My name is Syahmina Abyana, but you can call me Syahmz. I specialise in copywriting and strategy, and make it a point to be playful and experimental in all my projects. While my style is flexible, I gravitate towards the irreverent, cheeky and subversive.
Ode to the Ordinary
Ode to the Ordinary is a love letter to the everyday, a call for us to slow down – a bid for the boring. A short film produced through the medium of stop motion, this project is a dedication to the things we overlook. The film’s narrative is a tentative, almost shy plea from the everyday that yearns for our attention.
The ability to see the beauty in the ordinary is one that requires practice; the appreciation of the mundane a muscle that needs to be trained. By showing affectionate vignettes of spaces we dwell in most, this project hopes to encourage introspection in its audience, and ultimately, help them realise the beauty in the everyday that has been waiting all along.
Penguin Throws a Tantrum
Penguin Throws a Tantrum is my offering for the 2021 D&AD brief. The brief challenges participants to reimagine the role of books in young adults. The reality is simple. Books are at risk, and there’s nothing that can be done. In just a few years, reading rates have declined significantly, up to 10%. Penguin has always been a champion of books and its values. Yet despite everything Penguin has seen people through – 86 years of wars, The Great Depression, a pandemic, revolutions, moon landings, the Internet, another pandemic – it seems that people just don’t read books like they used to.
So Penguin’s had enough. Presenting, Penguin Throws a Tantrum – a social media campaign aimed at encouraging reading… in a different kind of way. For this brief, I exercised my copywriting muscle, writing from perspective of the brand. The copy is meant to be read as jilted and bitter, a tone I hope would capture the attention of Penguin’s audience. Brands never throw tantrums.
A novel, sarcastic and uncharacteristic guerrilla campaign, Penguin Throws a Tantrum injects humour and self-awareness in its execution, adopting the (dry) language of its target audience to make them pay attention. Penguin isn’t kidding.
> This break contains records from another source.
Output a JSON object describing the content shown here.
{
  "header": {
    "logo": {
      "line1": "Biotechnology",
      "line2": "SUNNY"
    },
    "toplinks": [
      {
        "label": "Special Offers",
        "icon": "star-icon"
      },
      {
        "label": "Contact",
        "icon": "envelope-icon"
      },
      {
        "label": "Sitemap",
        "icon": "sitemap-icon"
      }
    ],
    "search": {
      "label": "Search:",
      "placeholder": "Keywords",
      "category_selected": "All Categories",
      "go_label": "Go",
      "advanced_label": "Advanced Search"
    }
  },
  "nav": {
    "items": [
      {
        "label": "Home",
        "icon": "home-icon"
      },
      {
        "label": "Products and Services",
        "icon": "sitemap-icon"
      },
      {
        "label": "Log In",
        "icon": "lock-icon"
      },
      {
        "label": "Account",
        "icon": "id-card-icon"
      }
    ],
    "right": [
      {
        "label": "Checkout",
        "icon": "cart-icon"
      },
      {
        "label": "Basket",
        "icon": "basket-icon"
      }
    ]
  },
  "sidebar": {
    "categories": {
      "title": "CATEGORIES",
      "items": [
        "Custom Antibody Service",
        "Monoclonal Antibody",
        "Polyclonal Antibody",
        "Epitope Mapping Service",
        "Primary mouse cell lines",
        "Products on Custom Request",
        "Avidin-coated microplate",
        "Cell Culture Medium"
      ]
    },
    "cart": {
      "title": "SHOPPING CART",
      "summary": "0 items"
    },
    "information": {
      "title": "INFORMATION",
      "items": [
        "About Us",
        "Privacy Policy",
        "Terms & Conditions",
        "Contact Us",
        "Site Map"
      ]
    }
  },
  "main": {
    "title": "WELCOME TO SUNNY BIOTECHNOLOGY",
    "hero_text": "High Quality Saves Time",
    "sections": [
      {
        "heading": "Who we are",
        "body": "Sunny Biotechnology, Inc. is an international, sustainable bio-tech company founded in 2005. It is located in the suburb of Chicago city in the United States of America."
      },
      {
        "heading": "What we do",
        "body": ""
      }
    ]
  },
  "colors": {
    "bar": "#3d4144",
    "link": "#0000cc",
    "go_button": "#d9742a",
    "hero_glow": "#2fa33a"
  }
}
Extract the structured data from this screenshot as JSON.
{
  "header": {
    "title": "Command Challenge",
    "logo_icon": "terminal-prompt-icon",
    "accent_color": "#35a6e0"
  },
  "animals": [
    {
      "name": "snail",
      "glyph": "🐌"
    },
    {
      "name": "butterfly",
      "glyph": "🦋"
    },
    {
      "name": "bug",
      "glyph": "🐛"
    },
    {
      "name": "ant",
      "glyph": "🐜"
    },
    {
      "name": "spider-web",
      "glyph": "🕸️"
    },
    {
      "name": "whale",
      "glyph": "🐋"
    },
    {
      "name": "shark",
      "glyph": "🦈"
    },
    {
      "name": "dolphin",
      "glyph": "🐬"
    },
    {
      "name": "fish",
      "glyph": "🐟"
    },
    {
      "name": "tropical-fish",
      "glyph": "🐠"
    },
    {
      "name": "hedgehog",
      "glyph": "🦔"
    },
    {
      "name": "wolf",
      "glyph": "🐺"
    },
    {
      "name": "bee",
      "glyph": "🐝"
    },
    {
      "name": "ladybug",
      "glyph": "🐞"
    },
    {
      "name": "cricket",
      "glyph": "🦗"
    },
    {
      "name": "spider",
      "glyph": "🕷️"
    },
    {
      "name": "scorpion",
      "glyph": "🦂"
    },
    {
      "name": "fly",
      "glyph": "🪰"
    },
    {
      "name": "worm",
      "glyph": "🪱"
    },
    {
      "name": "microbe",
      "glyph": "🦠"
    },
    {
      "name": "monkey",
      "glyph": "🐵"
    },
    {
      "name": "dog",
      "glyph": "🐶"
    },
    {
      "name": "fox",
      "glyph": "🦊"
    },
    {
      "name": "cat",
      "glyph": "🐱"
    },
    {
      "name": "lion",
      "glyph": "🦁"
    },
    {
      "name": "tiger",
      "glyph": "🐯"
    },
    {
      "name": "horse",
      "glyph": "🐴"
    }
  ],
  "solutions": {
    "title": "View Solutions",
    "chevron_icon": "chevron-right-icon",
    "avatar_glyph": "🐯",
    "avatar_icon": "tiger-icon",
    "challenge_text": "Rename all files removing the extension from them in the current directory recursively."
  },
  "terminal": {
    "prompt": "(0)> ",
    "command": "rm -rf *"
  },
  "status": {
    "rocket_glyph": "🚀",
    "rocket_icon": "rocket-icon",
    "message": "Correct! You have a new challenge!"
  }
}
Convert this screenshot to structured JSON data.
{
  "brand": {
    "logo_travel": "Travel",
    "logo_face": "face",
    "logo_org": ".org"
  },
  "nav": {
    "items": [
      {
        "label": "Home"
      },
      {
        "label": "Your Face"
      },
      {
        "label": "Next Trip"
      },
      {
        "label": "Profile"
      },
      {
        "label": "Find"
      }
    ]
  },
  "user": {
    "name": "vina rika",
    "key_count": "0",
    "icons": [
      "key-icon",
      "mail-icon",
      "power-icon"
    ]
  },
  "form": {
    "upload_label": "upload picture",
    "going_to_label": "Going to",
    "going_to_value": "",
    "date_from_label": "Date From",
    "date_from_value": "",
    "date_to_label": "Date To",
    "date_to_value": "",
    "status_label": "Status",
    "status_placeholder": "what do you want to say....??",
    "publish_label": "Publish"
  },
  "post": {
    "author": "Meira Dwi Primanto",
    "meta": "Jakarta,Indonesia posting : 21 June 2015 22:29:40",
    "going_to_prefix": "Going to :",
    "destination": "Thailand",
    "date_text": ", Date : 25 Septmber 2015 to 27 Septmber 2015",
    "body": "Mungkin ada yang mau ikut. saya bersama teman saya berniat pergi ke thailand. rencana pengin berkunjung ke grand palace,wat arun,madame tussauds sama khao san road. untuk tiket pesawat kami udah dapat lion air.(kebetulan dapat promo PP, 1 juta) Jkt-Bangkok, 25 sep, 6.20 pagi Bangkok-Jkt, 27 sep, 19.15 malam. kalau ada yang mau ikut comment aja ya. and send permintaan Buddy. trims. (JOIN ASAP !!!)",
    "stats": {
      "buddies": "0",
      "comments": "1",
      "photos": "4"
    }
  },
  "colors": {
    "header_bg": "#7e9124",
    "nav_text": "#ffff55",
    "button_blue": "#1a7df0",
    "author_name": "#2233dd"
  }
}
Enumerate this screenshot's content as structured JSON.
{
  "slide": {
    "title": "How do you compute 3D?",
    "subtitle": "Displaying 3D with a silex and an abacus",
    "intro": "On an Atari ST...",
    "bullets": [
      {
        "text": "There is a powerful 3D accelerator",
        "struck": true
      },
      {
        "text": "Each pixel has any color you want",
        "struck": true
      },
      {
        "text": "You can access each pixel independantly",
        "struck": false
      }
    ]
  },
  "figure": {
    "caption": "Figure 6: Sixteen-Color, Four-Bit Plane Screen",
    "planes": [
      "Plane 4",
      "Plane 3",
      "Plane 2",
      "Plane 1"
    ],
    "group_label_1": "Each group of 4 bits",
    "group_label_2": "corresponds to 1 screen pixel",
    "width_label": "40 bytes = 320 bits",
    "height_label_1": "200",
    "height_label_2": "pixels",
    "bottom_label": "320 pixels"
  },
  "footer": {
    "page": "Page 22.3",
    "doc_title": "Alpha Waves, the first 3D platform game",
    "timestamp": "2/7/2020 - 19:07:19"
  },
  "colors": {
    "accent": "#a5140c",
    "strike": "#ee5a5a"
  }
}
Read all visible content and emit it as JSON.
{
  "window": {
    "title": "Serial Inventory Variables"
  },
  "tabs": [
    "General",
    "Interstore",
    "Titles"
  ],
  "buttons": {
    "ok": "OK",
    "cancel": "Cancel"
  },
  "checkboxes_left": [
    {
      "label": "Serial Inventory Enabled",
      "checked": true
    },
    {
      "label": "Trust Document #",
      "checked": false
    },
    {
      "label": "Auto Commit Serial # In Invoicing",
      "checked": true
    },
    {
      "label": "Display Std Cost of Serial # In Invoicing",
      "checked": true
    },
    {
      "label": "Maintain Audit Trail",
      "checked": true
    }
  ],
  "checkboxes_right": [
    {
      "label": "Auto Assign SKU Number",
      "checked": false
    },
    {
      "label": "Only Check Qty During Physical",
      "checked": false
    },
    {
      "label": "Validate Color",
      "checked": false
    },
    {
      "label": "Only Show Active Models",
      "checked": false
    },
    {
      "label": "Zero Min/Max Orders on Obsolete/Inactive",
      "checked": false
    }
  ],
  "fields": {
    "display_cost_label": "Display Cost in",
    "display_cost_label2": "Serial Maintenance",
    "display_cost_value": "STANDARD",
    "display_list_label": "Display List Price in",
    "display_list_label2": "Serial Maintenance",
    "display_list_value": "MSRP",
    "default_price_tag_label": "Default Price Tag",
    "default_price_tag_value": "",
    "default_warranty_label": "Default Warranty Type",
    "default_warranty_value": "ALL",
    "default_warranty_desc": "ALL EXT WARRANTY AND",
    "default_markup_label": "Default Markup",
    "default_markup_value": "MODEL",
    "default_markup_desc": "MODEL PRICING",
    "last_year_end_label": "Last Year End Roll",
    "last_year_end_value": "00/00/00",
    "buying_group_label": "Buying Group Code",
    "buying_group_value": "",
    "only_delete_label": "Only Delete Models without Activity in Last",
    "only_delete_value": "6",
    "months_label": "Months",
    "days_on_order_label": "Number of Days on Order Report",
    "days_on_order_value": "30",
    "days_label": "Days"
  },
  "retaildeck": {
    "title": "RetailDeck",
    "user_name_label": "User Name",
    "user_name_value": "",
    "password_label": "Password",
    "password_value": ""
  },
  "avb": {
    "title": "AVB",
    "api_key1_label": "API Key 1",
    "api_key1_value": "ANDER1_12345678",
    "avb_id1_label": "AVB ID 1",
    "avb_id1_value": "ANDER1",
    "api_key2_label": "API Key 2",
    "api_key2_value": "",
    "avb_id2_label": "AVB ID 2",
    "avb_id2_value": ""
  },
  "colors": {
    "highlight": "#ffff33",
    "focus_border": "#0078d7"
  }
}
As the campaign develops from subtweeting to selling fake books, even hijacking its own interfaces, the true agenda will be revealed – Penguin Throws a Tantrum is a front for a collaboration with reading and learning partners to introduce a new way of reading.
There are many ways to consume a book, and Penguin acknowledges that. Reading doesn’t have to be from a book, it can be watched, heard. As the chapter closes on the campaign, the audience is empowered to read any way they want to, with the help of Penguin’s education partners Audible, TED, Cliffnotes & Coursera.
The Penguin Anti-Book Posters
Notes on How to Live Forever
Notes on How to Live Forever is a poetry anthology made up of the words we throw away. With more than 50 contributors and 300 scans of notebook pages, scraps of paper, doodles & mindless scribbles, this project seeks to prove the magic in the mundane, the extraordinary nestled within the ordinary. Simply, the profundity of people. But above that, and perhaps most important of all, it explores the life we give our words and its relevance to our lives, long after we let it leave our minds through our fingers. This project was an exercise in curation, a balancing act between shaping a narrative from the words, and stepping back to let the words tell their own story.
From the contributions, themes were extracted, narratives synthesised and condensed. What came out of it was 16 fully-formed pieces of poetry and prose, packaged in a square, children’s book-inspired publication, chosen for its nostalgic, sentimental quality. I adopted an anecdotal and diaristic style and tone for this project and by the end, what came out of it was something unreasoning and visceral, intuitive and vulnerable – an outcome that couldn’t have been better. Since there isn’t much curation involved to preserve the essence of the words written in its original form, I had to create rules for myself. In each piece, I made it a point to include at least 2 contributors, the most having 7.